§ **Exercise description**
For each line below that contains the string "Федеральный", copy that line.

══ Supplied information

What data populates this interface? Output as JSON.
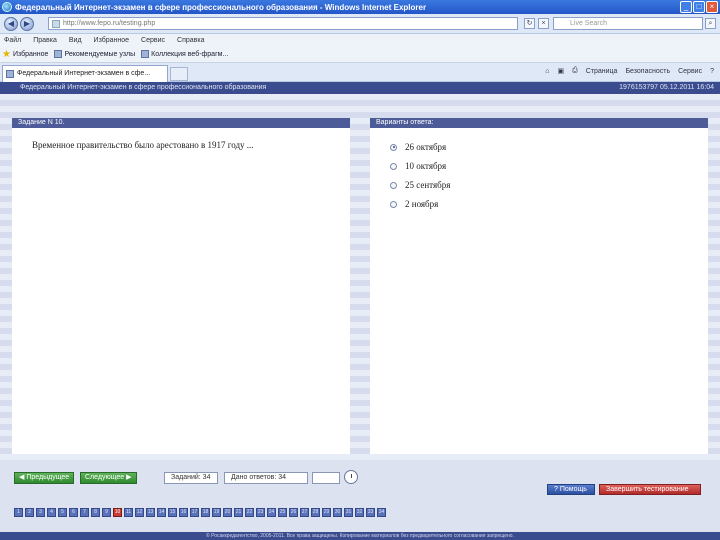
{
  "window": {
    "title": "Федеральный Интернет-экзамен в сфере профессионального образования - Windows Internet Explorer",
    "minimize": "_",
    "maximize": "□",
    "close": "×"
  },
  "addressbar": {
    "url": "http://www.fepo.ru/testing.php",
    "search_placeholder": "Live Search",
    "refresh": "↻",
    "stop": "×",
    "search_go": "⌕"
  },
  "menubar": {
    "items": [
      "Файл",
      "Правка",
      "Вид",
      "Избранное",
      "Сервис",
      "Справка"
    ]
  },
  "favbar": {
    "label": "Избранное",
    "items": [
      "Рекомендуемые узлы",
      "Коллекция веб-фрагм..."
    ]
  },
  "tab": {
    "label": "Федеральный Интернет-экзамен в сфе..."
  },
  "tools": {
    "items": [
      "Страница",
      "Безопасность",
      "Сервис"
    ]
  },
  "header": {
    "title": "Федеральный Интернет-экзамен в сфере профессионального образования",
    "session": "1976153797 05.12.2011 16:04"
  },
  "task": {
    "heading": "Задание N 10.",
    "question": "Временное правительство было арестовано в 1917 году ..."
  },
  "answers": {
    "heading": "Варианты ответа:",
    "options": [
      "26 октября",
      "10 октября",
      "25 сентября",
      "2 ноября"
    ],
    "selected_index": 0
  },
  "controls": {
    "prev": "Предыдущее",
    "next": "Следующее",
    "tasks_label": "Заданий: 34",
    "answered_label": "Дано ответов: 34",
    "timer": "",
    "help": "Помощь",
    "finish": "Завершить тестирование"
  },
  "question_nav": {
    "numbers": [
      "1",
      "2",
      "3",
      "4",
      "5",
      "6",
      "7",
      "8",
      "9",
      "10",
      "11",
      "12",
      "13",
      "14",
      "15",
      "16",
      "17",
      "18",
      "19",
      "20",
      "21",
      "22",
      "23",
      "24",
      "25",
      "26",
      "27",
      "28",
      "29",
      "30",
      "31",
      "32",
      "33",
      "34"
    ],
    "current": "10"
  },
  "footer": {
    "text": "© Росаккредагентство, 2005-2011. Все права защищены. Копирование материалов без предварительного согласования запрещено."
  }
}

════

§ **Written solution**
    "title": "Федеральный Интернет-экзамен в сфере профессионального образования - Windows Internet Explorer",
    "label": "Федеральный Интернет-экзамен в сфе..."
    "title": "Федеральный Интернет-экзамен в сфере профессионального образования",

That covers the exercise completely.